As this story on Fox Business points out:
The Olympics have 11 so-called TOP (The Olympic Partner program) sponsors, including Visa (V), Procter & Gamble Co. (PG) and Coca-Cola Co. (KO). TOP sponsorship can mean exclusive rights in industry categories and the ability to use Olympics images and trademarks around the world.
Olympics TOP sponsors likely pay about $100 million for a four-year commitment, said Jim Andrews, senior vice president at sponsor consulting firm IEG, who added that typically sponsors then spend three-to-four times the sponsorship amount to plan and execute the associated marketing campaigns. In other words, being a global Olympics sponsor could mean a commitment of close to half-a-billion dollars.
With that much invested, it's hardly a surprise that these TOP sponsors are early out the gate with their involvement. But there are two interesting trends I've noticed when it comes to Olympic brand involvement in 2012.
1. The ‘Socialympics' or The Most Digital Olympics yet.
Perhaps the advertising world has been properly shaken by the chart below, recently published by The Atlantic.
Or perhaps it is simply a natural progression, as social media grows comes into it's own in a way that simply didn't exist previously. Linda Boff, digital and advertising director at GE was quoted as saying in AdWeek that she "'cannot see' a scenario unfolding where brands across the spectrum ignore spending resources on platforms that have come of age since the 2010 Winter Games."
This excellent story on TheNextWeb provides a list of 10 Brands that have committed to participating in the 'Socialympics:' From Facebook pages, to hashtags, to P&G's YouTube push with the "Moms" campaign mentioned above. This Q&A on MediaPost is also a worthy read on the subject, predicting that "Mobile Will Dominate Summer Olympics"
2. Logo Lockdown
The second trend is perhaps a less positive one for brands, and I would hazard to say is coming from the same source of inspiration as the first. With digital advertising and slick, participatory online campaigns capturing the consumer attention, advertisers who have always fared well in a more traditional space are undoubtedly nervous. What is the point of investing all that money if someone with a crafty hashtag can sneak in under the radar and make as big of an impact?
What am I talking about? London's ‘Brand Exclusion Zone’ and the fact that "To supplement existing law, the British government passed the London Olympics Games and Paralympic Games Act in 2006, to protect the London 2012 Games."
According to this story in The Guardian "A campaign by Nike called Make it Count, featuring Olympic athletes Mo Farah and Paula Radcliffe has proved an even greater success: a survey of Tweeters found that Nike (a non-sponsor) is the brand they most associated with the Games, instead of Adidas, which paid £100m for official rights."

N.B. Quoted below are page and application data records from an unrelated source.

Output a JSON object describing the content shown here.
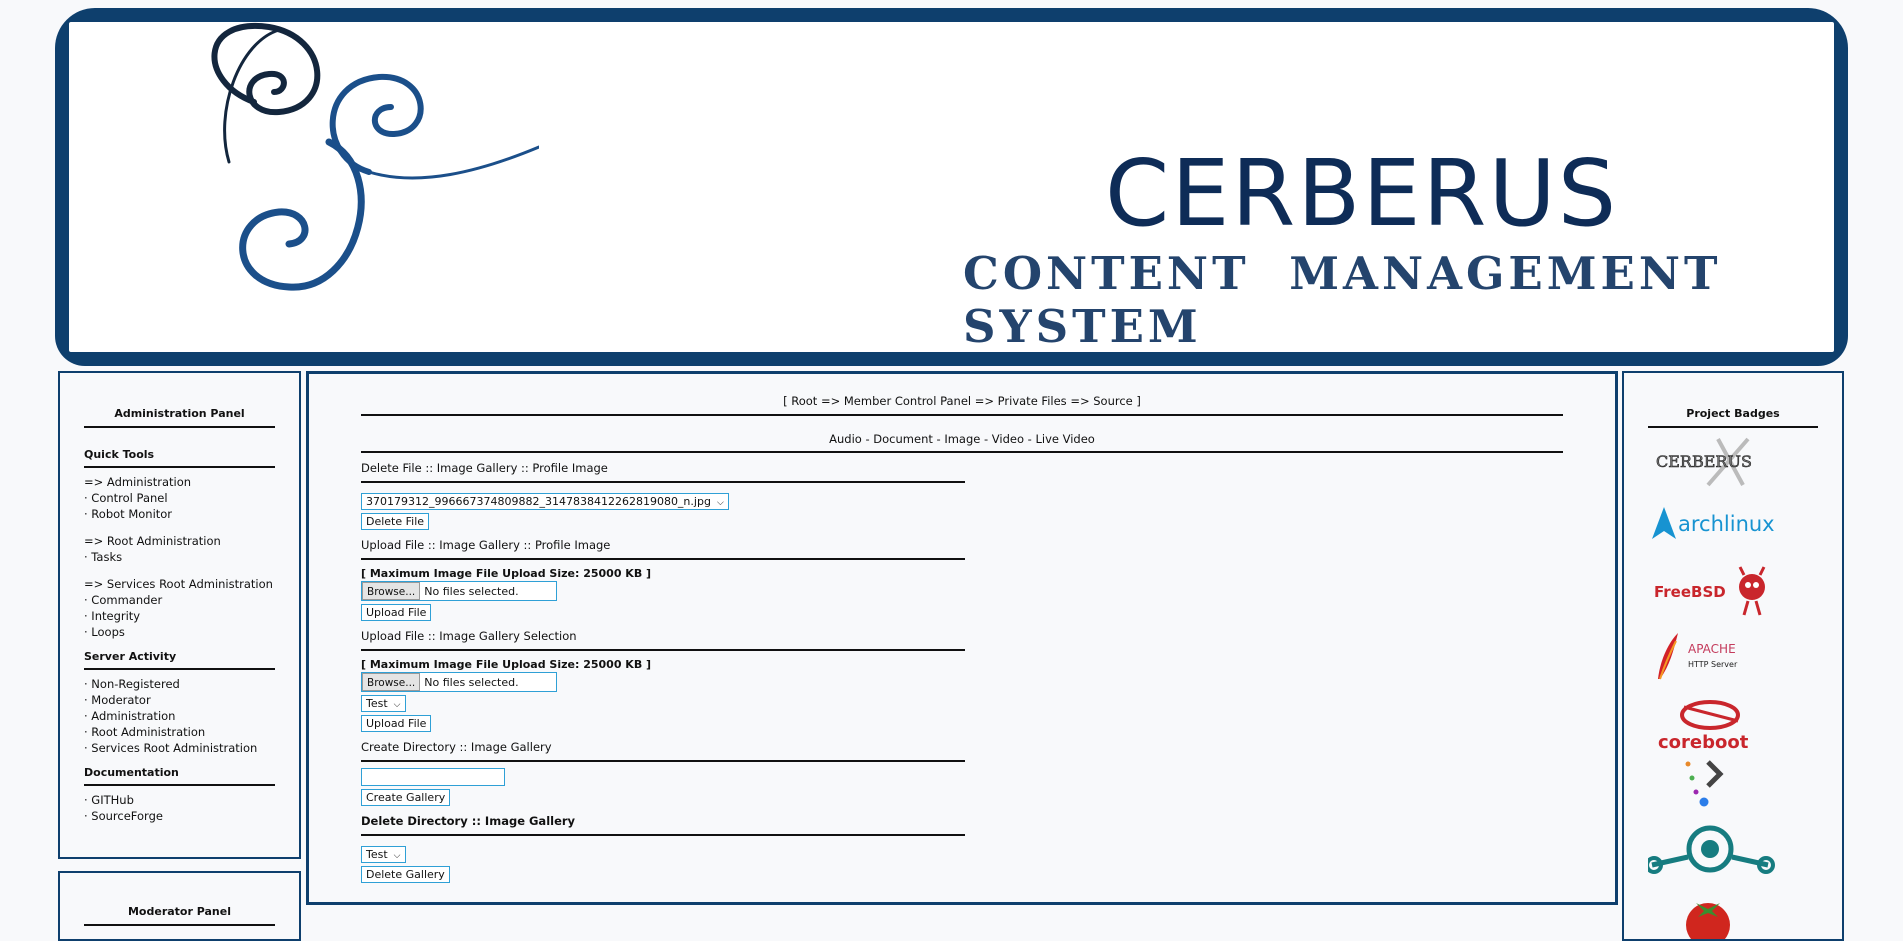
{
  "banner": {
    "title": "CERBERUS",
    "subtitle": "CONTENT MANAGEMENT SYSTEM",
    "colors": {
      "frame": "#0e3f6d",
      "title": "#0e2c57"
    }
  },
  "left_panel": {
    "title": "Administration Panel",
    "sections": [
      {
        "heading": "Quick Tools",
        "groups": [
          [
            "=> Administration",
            "· Control Panel",
            "· Robot Monitor"
          ],
          [
            "=> Root Administration",
            "· Tasks"
          ],
          [
            "=> Services Root Administration",
            "· Commander",
            "· Integrity",
            "· Loops"
          ]
        ]
      },
      {
        "heading": "Server Activity",
        "groups": [
          [
            "· Non-Registered",
            "· Moderator",
            "· Administration",
            "· Root Administration",
            "· Services Root Administration"
          ]
        ]
      },
      {
        "heading": "Documentation",
        "groups": [
          [
            "· GITHub",
            "· SourceForge"
          ]
        ]
      }
    ]
  },
  "left_panel2": {
    "title": "Moderator Panel"
  },
  "main": {
    "breadcrumb": "[ Root => Member Control Panel => Private Files => Source ]",
    "media_tabs": "Audio - Document - Image - Video - Live Video",
    "delete_file": {
      "heading": "Delete File :: Image Gallery :: Profile Image",
      "selected": "370179312_996667374809882_3147838412262819080_n.jpg",
      "button": "Delete File"
    },
    "upload_profile": {
      "heading": "Upload File :: Image Gallery :: Profile Image",
      "note": "[ Maximum Image File Upload Size: 25000 KB ]",
      "browse": "Browse...",
      "no_files": "No files selected.",
      "button": "Upload File"
    },
    "upload_selection": {
      "heading": "Upload File :: Image Gallery Selection",
      "note": "[ Maximum Image File Upload Size: 25000 KB ]",
      "browse": "Browse...",
      "no_files": "No files selected.",
      "gallery": "Test",
      "button": "Upload File"
    },
    "create_dir": {
      "heading": "Create Directory :: Image Gallery",
      "value": "",
      "button": "Create Gallery"
    },
    "delete_dir": {
      "heading": "Delete Directory :: Image Gallery",
      "gallery": "Test",
      "button": "Delete Gallery"
    }
  },
  "right_panel": {
    "title": "Project Badges",
    "badges": [
      {
        "name": "cerberus",
        "text": "CERBERUS"
      },
      {
        "name": "archlinux",
        "text": "archlinux"
      },
      {
        "name": "freebsd",
        "text": "FreeBSD"
      },
      {
        "name": "apache",
        "text": "APACHE",
        "sub": "HTTP Server"
      },
      {
        "name": "coreboot",
        "text": "coreboot"
      },
      {
        "name": "dots",
        "text": ""
      },
      {
        "name": "lineage",
        "text": ""
      },
      {
        "name": "tomato",
        "text": ""
      }
    ]
  }
}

The Wall Street Journal mentions that "Nike's Flyknit, a shoe that weighs just 5.6 ounces for a size nine and that will be worn by many top runners at the Olympics this summer, is due to hit retail shelves at the end of July and has generated some of the greatest buzz." But will the runners be allowed to wear these shoes within the Brand Exclusion Zone?
AdAge Global reports "To protect sponsors, a 35-day, one-kilometer Brand Exclusion Zone will be enforced around all Olympic venues, inside which no brands that compete with official sponsor brands can advertise. It's not just ads -- spectators trying to pay with the wrong credit card, will not be welcome. " It will be interesting to see if the exclusion is applied to athletes as well.
We're going to continue to aggregate coverage of these two trends on our related Pinterest board, but for the record? My bet is that the brands doing digital right will go home with this year's gold.
Michelle LeBlanc is a Social Media Strategist at IIR USA with a specialization in marketing. She may be reached at email@example.com